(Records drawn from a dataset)
________________________________________
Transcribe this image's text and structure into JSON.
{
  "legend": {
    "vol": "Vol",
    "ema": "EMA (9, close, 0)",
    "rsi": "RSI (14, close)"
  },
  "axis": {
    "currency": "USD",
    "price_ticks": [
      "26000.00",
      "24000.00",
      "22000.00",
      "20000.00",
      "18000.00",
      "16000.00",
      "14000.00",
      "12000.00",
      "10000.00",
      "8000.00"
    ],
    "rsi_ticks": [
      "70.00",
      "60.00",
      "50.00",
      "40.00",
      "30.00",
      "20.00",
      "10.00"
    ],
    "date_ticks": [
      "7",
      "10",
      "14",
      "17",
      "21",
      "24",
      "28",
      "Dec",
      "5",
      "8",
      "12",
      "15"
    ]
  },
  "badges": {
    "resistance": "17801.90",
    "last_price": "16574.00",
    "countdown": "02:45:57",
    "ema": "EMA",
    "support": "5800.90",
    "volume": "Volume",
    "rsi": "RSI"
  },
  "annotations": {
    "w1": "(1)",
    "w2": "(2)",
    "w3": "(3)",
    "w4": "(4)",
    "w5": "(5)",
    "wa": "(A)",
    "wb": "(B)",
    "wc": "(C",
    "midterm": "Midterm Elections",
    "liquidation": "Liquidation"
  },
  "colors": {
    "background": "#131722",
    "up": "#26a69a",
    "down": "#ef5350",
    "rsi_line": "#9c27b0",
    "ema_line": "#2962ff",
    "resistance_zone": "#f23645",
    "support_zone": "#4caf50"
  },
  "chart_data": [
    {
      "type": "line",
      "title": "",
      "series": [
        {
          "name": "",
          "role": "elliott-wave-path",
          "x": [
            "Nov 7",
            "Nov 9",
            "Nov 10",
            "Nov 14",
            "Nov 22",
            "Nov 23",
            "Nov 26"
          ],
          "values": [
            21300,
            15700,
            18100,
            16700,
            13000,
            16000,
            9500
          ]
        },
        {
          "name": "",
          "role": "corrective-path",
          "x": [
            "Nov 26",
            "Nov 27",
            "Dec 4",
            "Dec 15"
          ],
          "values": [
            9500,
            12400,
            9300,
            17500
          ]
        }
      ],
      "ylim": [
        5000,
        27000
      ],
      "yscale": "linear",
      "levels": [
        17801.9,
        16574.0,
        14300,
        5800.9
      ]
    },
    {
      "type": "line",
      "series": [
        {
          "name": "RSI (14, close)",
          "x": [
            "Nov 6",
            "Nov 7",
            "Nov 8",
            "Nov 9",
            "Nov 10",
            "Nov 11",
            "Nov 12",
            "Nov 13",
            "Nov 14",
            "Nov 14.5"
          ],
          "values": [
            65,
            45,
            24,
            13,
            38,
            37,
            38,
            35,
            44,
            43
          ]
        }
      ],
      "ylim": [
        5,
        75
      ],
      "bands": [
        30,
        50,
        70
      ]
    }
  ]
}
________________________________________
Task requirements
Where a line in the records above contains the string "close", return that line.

Expected answer
    "ema": "EMA (9, close, 0)",
    "rsi": "RSI (14, close)"
          "name": "RSI (14, close)",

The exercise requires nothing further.